While a 2Kw generator is interesting for a digital fire control system, these are not very common, so a 20 - 30 Kw one would be of more use as a range extender for EVs. It would be especially useful if it could use a low evaporation fuel (like diesel?)
Good point Harvey, but at what cost ? How much do large sheets of GG cost ?
It has often struck me that it must be difficult to keep solar panels clean in dusty or sandy areas, like Saudi Arabia, especially if they are water constrained. As the paper says, the more you clean them, the more you risk damaging them, so it is really not a simple task. Perhaps a special hoover could be constructed, and / or an ultrasonic cleaner. It is a big problem (loss of solar power) and one that demands a serious response. You might have to design solar panels that are supposed to be removed once a year and cleaner or resurfaced (or whatever). (Which won't be cheap).
Things can switch pretty quickly if there is a good enough push. In Ireland and the UK, we switched to diesel (70% new cars) because it was cheaper, give better MPG and Co2 and higher resale values. Obviously, we got it wrong wrt "local" pollution, but it shows what a push can do. Switching to electric is not as simple as switching to diesel due to the range and time of charging, but it could happen.
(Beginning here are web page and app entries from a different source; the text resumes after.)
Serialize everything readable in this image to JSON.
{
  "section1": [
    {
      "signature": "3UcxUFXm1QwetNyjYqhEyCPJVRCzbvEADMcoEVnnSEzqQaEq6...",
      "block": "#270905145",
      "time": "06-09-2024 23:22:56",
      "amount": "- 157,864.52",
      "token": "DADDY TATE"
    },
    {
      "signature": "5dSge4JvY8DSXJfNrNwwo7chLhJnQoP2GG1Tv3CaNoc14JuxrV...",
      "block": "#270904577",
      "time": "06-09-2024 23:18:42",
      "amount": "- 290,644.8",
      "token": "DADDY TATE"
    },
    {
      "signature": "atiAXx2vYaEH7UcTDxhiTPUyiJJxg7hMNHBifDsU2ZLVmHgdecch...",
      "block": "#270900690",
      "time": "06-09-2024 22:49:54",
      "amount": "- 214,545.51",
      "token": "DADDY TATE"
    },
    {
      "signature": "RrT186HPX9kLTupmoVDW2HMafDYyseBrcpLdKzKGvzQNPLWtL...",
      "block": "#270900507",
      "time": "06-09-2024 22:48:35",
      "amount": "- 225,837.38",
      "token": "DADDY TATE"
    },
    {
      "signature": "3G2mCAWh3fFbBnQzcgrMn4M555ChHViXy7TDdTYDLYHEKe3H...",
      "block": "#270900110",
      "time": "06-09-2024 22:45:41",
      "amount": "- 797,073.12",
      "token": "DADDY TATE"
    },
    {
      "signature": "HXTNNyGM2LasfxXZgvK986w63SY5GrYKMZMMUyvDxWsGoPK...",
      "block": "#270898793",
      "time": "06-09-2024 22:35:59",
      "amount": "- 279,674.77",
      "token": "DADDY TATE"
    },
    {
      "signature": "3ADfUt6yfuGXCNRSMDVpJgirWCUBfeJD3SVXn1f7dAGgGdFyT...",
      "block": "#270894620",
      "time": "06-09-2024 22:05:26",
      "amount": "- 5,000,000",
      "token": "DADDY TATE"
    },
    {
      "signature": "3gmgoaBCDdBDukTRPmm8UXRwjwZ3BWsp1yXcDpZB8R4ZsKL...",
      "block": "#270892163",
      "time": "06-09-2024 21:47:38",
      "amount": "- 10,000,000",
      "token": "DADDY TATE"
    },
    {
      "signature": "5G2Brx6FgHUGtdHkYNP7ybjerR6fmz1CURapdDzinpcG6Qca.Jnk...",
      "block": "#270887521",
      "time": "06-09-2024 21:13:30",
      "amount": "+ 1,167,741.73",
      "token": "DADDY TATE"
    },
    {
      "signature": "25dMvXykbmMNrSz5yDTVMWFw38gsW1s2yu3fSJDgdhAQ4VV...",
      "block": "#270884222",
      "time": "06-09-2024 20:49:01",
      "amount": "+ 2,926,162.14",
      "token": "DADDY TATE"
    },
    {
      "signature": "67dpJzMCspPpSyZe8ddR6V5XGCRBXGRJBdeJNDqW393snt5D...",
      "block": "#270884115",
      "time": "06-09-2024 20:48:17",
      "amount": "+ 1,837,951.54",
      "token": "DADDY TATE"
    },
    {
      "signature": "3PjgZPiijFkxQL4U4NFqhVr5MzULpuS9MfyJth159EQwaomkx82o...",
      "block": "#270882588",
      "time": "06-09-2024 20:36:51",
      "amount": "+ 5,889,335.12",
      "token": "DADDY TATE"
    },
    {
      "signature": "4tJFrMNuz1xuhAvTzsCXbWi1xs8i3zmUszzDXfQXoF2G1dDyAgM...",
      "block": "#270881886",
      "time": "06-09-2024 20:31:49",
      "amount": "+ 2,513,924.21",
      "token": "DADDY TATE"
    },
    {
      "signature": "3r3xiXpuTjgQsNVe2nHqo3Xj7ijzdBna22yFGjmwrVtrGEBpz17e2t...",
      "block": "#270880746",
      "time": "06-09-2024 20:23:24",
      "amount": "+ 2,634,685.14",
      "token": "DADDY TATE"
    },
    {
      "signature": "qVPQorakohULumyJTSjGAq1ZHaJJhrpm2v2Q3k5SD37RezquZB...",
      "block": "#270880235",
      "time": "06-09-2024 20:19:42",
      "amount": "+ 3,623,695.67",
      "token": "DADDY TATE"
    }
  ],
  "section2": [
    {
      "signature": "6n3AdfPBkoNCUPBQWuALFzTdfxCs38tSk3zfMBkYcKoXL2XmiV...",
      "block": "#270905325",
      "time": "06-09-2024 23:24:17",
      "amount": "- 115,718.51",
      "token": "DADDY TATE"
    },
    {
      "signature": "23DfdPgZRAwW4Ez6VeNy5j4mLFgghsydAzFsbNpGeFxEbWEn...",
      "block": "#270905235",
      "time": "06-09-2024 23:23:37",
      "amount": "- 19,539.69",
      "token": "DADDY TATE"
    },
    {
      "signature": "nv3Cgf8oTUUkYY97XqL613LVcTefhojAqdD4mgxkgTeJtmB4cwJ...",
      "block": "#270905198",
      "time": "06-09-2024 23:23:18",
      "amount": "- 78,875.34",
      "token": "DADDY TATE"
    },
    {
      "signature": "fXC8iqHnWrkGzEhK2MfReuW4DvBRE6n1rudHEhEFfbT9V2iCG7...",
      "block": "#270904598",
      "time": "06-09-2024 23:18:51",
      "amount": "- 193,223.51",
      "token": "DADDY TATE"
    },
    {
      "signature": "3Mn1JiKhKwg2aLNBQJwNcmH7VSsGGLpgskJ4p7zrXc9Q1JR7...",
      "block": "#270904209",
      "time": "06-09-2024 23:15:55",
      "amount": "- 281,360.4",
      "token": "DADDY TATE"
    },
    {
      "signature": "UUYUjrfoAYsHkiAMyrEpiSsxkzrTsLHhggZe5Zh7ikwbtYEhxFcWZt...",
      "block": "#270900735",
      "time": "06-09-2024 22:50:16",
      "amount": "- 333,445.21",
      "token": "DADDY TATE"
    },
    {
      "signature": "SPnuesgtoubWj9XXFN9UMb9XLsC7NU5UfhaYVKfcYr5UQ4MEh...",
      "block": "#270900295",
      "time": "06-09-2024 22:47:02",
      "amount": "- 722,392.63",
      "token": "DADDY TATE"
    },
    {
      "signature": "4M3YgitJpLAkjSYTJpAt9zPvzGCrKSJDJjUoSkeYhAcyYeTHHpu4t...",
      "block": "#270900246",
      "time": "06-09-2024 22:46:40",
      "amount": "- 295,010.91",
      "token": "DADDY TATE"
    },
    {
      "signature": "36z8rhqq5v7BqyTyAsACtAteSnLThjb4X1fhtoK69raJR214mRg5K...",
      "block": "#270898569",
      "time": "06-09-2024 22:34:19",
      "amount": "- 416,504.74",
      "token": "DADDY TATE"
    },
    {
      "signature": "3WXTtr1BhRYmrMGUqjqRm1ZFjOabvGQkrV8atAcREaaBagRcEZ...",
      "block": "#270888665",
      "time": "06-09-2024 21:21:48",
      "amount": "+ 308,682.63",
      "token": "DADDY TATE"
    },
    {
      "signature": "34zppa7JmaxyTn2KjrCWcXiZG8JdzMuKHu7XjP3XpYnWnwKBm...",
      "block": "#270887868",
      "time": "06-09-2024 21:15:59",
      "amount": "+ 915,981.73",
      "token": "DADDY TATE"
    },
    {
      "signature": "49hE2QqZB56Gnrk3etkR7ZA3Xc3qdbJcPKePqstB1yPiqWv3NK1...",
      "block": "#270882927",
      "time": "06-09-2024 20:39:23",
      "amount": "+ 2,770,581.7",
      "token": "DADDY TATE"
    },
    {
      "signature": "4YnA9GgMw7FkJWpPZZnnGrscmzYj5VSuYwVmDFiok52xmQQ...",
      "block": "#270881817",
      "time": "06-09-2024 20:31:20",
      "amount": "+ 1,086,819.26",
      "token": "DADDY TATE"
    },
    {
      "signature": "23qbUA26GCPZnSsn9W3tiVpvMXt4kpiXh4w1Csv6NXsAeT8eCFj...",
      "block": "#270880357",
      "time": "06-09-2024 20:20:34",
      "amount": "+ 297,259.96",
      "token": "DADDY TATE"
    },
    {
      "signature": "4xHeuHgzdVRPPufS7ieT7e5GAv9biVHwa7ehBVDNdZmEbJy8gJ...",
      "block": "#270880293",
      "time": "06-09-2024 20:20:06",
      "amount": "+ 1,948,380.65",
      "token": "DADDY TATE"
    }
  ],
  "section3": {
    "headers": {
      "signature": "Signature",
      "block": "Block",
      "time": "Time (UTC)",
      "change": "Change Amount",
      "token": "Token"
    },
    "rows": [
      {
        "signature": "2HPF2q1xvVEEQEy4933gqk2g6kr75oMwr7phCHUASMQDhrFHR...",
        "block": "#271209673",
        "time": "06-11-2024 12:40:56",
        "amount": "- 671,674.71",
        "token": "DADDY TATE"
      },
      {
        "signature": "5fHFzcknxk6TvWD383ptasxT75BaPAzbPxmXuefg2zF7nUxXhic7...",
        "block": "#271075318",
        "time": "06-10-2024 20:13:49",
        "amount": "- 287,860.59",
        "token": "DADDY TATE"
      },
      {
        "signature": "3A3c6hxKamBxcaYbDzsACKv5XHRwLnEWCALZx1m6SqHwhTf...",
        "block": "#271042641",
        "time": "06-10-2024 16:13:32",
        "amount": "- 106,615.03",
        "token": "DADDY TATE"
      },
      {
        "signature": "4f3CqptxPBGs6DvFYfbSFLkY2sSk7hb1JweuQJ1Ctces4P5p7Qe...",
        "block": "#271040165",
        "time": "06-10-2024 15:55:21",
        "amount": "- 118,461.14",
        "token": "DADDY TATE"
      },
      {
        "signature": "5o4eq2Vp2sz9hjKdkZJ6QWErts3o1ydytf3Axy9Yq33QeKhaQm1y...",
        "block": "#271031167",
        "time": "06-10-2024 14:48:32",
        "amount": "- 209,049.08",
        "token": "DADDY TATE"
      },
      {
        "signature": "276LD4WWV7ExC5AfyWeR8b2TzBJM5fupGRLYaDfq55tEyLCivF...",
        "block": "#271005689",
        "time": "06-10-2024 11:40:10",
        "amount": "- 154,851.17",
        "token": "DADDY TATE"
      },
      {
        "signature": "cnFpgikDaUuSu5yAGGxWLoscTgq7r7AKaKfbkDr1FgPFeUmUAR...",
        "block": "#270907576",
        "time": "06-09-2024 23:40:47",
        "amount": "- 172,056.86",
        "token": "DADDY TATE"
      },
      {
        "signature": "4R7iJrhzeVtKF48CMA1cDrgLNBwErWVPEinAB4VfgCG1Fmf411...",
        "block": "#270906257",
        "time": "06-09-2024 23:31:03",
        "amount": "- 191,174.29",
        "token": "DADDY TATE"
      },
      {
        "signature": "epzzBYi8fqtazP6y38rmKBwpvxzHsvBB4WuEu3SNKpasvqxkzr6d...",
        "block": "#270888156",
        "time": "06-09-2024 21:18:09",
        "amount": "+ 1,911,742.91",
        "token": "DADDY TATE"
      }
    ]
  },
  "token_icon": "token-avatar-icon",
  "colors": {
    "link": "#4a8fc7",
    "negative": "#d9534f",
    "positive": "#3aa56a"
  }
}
There is nothing inherently good about EVs, they just have lower CO2 and pollution, and if you could achieve that in some other way, it would be just as good. PHEV or some hybrid mix might be nearly as good. The problem is to get people to switch when oil is so cheap. if you look at Europe, where there is a lot of tax, very few people use hybrids. Hopefully the demise of diesel will cure this. Also, even if Norway eschews HC fuels, they will just sell their oil at a slightly lower price to someone else who will burn it.
What strikes me about things like this is that they are much wider than a motorbike and so cannot bunch up in traffic the way scooters can. Thus, while they may use less fuel, they use the same road space as a car. Also, the IPO specs tend to be a lot better than the real ones.